A heartwarming hug, exploited sex workers and all of the chaos and calamity caused by an increasing terrorist attacks and conflict. The annual World Press Photo travelling exhibition once again portrays milestones from the past year through the best works of photojournalism. The exhibition is on view until October 23rd at the Hungarian National Museum. If you just visit one show in Budapest this autumn, it should be this one.
With conflict constantly lurking, inviting humanity to reveal itself, our strange world is worth reflecting upon. Visiting this exhibition, you realise there is as much contrast on this planet as there are pictures. A walk around World Press Photo brings to mind the biggest news of the past year and helps remind you how different certain faiths can be. While one series of photos presents sisters growing up completely carefree in a small isolated bio-energy village in the heart of Europe, another shows how girls living nearly 5,000 kilometres away in eastern Cameroon need to suppress or reverse their breast development as this practice is believed to delay maturity and help prevent rape.
The winning photo of the competition, and the first one you see upon entering, was taken by Venezuelan photographer Ronaldo Schemidt of José Víctor Salazar Balza, engulfed in fire amid violent clashes with riot police during a protest against President Nicolás Maduro.
This year, several photo series present the many terrorist attacks that took place during the past months.
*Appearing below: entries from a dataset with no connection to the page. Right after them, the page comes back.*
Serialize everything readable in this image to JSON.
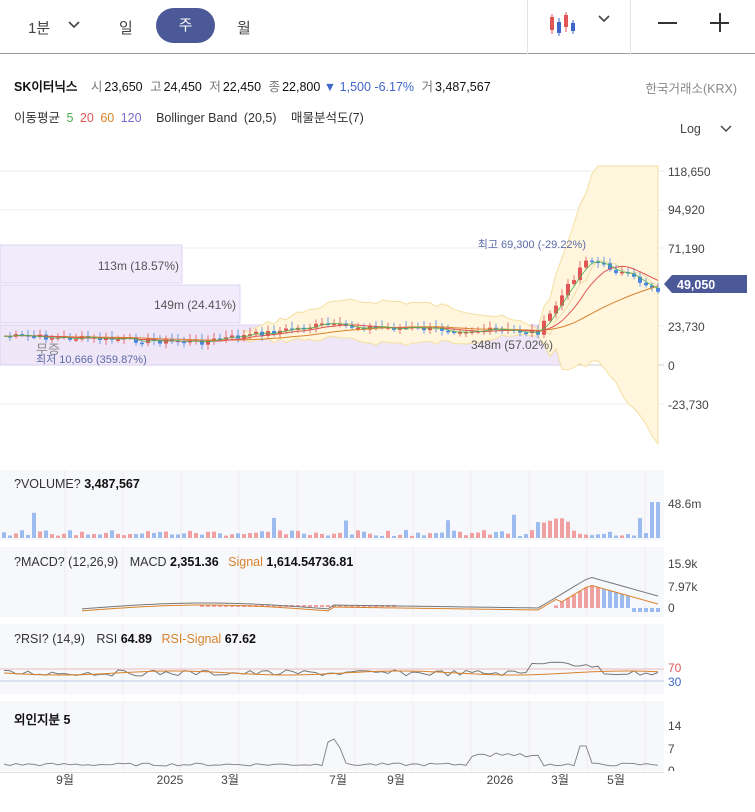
{
  "toolbar": {
    "minute": "1분",
    "day": "일",
    "week": "주",
    "month": "월"
  },
  "stock": {
    "name": "SK이터닉스",
    "open_label": "시",
    "open": "23,650",
    "high_label": "고",
    "high": "24,450",
    "low_label": "저",
    "low": "22,450",
    "close_label": "종",
    "close": "22,800",
    "change": "▼ 1,500",
    "change_pct": "-6.17%",
    "volume_label": "거",
    "volume": "3,487,567",
    "exchange": "한국거래소(KRX)"
  },
  "indicators": {
    "ma_label": "이동평균",
    "ma5": "5",
    "ma20": "20",
    "ma60": "60",
    "ma120": "120",
    "bollinger": "Bollinger Band",
    "bollinger_params": "(20,5)",
    "volume_profile": "매물분석도(7)",
    "log": "Log"
  },
  "main_chart": {
    "y_ticks": [
      "118,650",
      "94,920",
      "71,190",
      "23,730",
      "0",
      "-23,730"
    ],
    "current_price": "49,050",
    "high_marker": "최고 69,300 (-29.22%)",
    "low_marker": "최저 10,666 (359.87%)",
    "profile_labels": [
      "113m (18.57%)",
      "149m (24.41%)",
      "348m (57.02%)"
    ],
    "no_data": "무증"
  },
  "volume_panel": {
    "title": "?VOLUME?",
    "value": "3,487,567",
    "tick": "48.6m"
  },
  "macd_panel": {
    "title": "?MACD? (12,26,9)",
    "macd_label": "MACD",
    "macd_value": "2,351.36",
    "signal_label": "Signal",
    "signal_value": "1,614.54736.81",
    "ticks": [
      "15.9k",
      "7.97k",
      "0"
    ]
  },
  "rsi_panel": {
    "title": "?RSI? (14,9)",
    "rsi_label": "RSI",
    "rsi_value": "64.89",
    "signal_label": "RSI-Signal",
    "signal_value": "67.62",
    "ticks": [
      "70",
      "30"
    ]
  },
  "foreign_panel": {
    "title": "외인지분 5",
    "ticks": [
      "14",
      "7",
      "0"
    ]
  },
  "x_axis": [
    "9월",
    "2025",
    "3월",
    "7월",
    "9월",
    "2026",
    "3월",
    "5월"
  ],
  "colors": {
    "up": "#e05656",
    "down": "#4a86e0",
    "accent": "#4b5998",
    "bollinger_fill": "#fff5dc",
    "profile_fill": "#ece4fb"
  }
}
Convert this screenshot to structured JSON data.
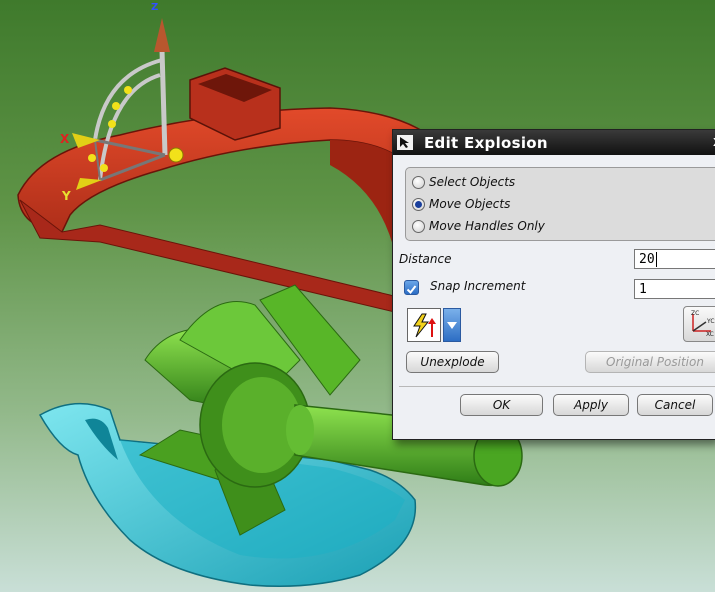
{
  "dialog": {
    "title": "Edit Explosion",
    "close_glyph": "x",
    "mode_options": [
      {
        "label": "Select Objects",
        "selected": false
      },
      {
        "label": "Move Objects",
        "selected": true
      },
      {
        "label": "Move Handles Only",
        "selected": false
      }
    ],
    "distance": {
      "label": "Distance",
      "value": "20"
    },
    "snap_increment": {
      "label": "Snap Increment",
      "checked": true,
      "value": "1"
    },
    "unexplode_label": "Unexplode",
    "original_position_label": "Original Position",
    "ok_label": "OK",
    "apply_label": "Apply",
    "cancel_label": "Cancel",
    "icons": {
      "title": "arrow-cursor-icon",
      "vector": "vector-lightning-icon",
      "dropdown": "chevron-down-icon",
      "csys": "csys-axes-icon"
    },
    "csys_axis_labels": {
      "z": "ZC",
      "y": "YC",
      "x": "XC"
    }
  },
  "scene": {
    "triad_labels": {
      "x": "X",
      "y": "Y",
      "z": "Z"
    },
    "colors": {
      "housing_top": "#c8321c",
      "housing_bottom": "#2fc4d6",
      "impeller": "#5bb62e",
      "triad": "#c9c9c9",
      "handle": "#f2e11a"
    }
  }
}
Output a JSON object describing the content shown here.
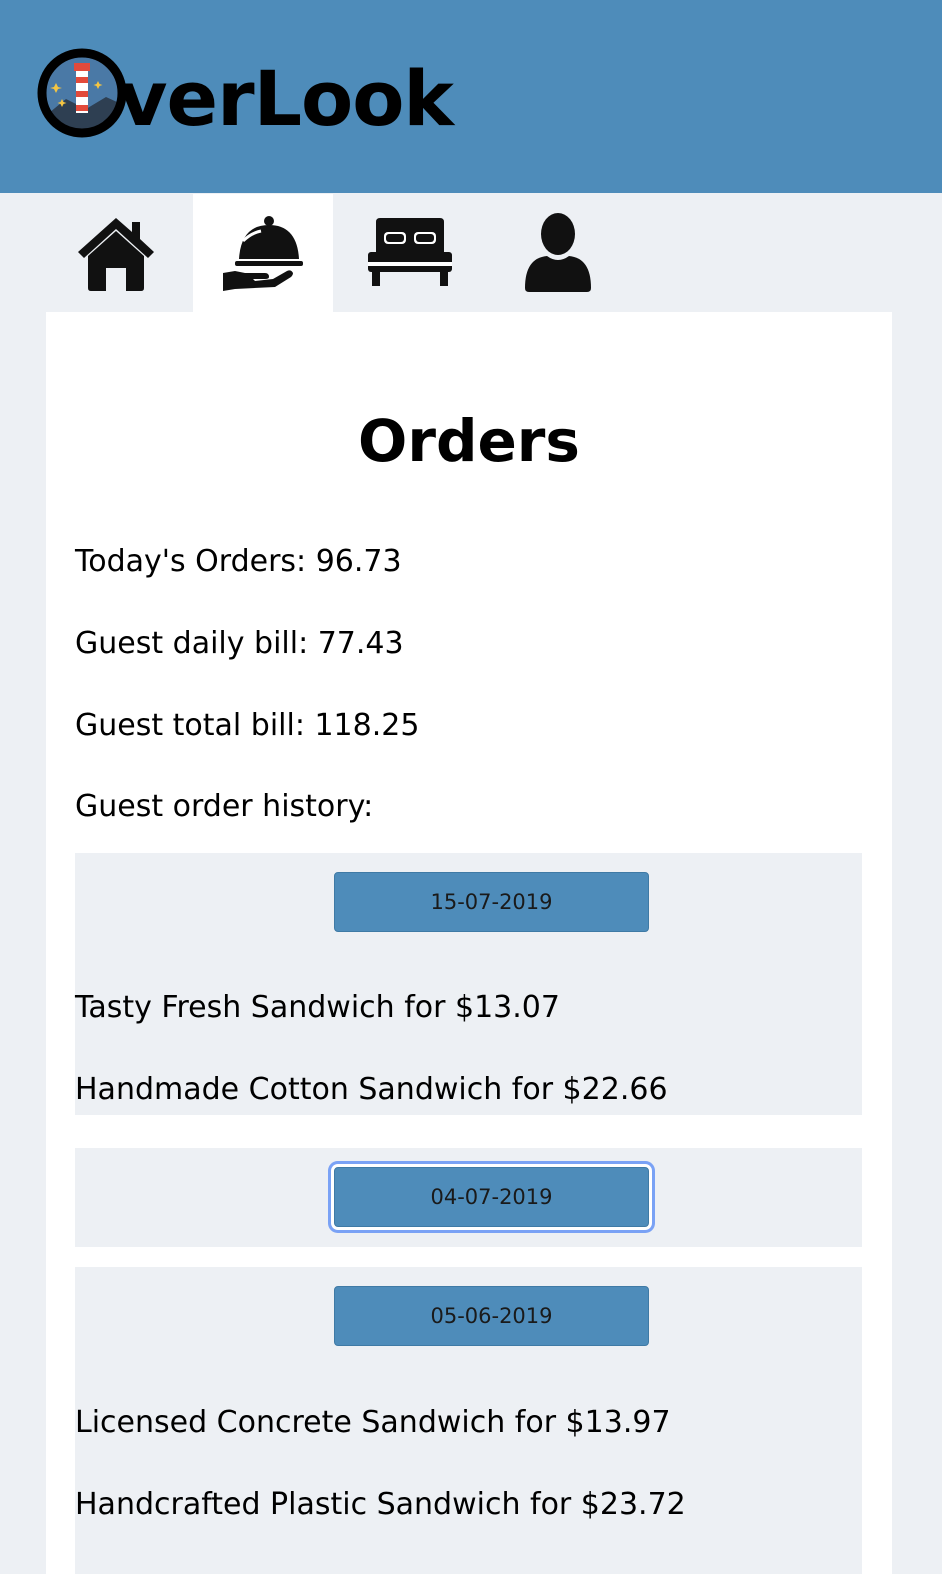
{
  "header": {
    "logo_text": "verLook",
    "logo_icon": "lighthouse-icon",
    "bg_color": "#4e8cba"
  },
  "nav": {
    "tabs": [
      {
        "icon": "home-icon",
        "active": false
      },
      {
        "icon": "room-service-icon",
        "active": true
      },
      {
        "icon": "bed-icon",
        "active": false
      },
      {
        "icon": "user-icon",
        "active": false
      }
    ]
  },
  "main": {
    "title": "Orders",
    "todays_orders": "Today's Orders: 96.73",
    "guest_daily_bill": "Guest daily bill: 77.43",
    "guest_total_bill": "Guest total bill: 118.25",
    "history_label": "Guest order history:",
    "history": [
      {
        "date": "15-07-2019",
        "items": [
          "Tasty Fresh Sandwich for $13.07",
          "Handmade Cotton Sandwich for $22.66"
        ]
      },
      {
        "date": "04-07-2019",
        "items": []
      },
      {
        "date": "05-06-2019",
        "items": [
          "Licensed Concrete Sandwich for $13.97",
          "Handcrafted Plastic Sandwich for $23.72"
        ]
      }
    ]
  },
  "colors": {
    "accent": "#4e8cba",
    "page_bg": "#edf0f4",
    "panel_bg": "#ffffff",
    "focus_ring": "#7aa2f5"
  }
}
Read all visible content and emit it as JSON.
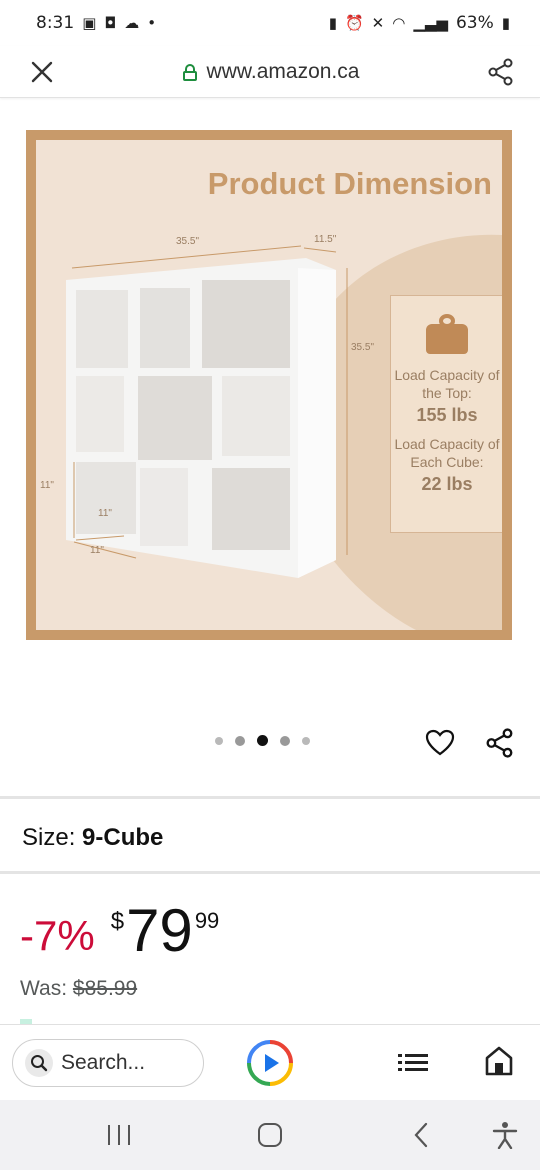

Those by US photographer David Becker show the aftermath of the Route 91 Harvest Country Music Festival, when gruesome gunman Stephen Paddock opened fire on a crowd of 22,000 concertgoers. On March 22, Khalid Masood drove a rented SUV along the pavement of Westminster Bridge, near the Houses of Parliament in central London. UK photographer Toby Melville was at the right place at the right time to capture passers-by comforting and helping those injured in the attack.
On a more positive note, a stand-out series by Anna Boyiazis from the USA shows girls learning to swim off the coasts of Zanzibar wearing full-length swimsuits. Girls there are discouraged from learning this skill, largely because of the strictures of a conservative Islamic culture and the absence of modest swimwear.
A novelty for 2018 is that the exhibition also presents the winners of the Digital Storytelling category – their short films are on view in the room that divides the exhibition in half – and, as a new category, Environment has been introduced, with nature photos featuring in the second room.
Altogether 73,044 photos were entered for the competition by 4,548 photographers from 125 countries. An international jury then selected the best 134 photos for the travelling display. The photos are on view until October 23rd at the National Museum, with longer opening hours on Fridays and Saturdays. The accompanying exhibition collates the most beautiful nature photos from the past 25 years.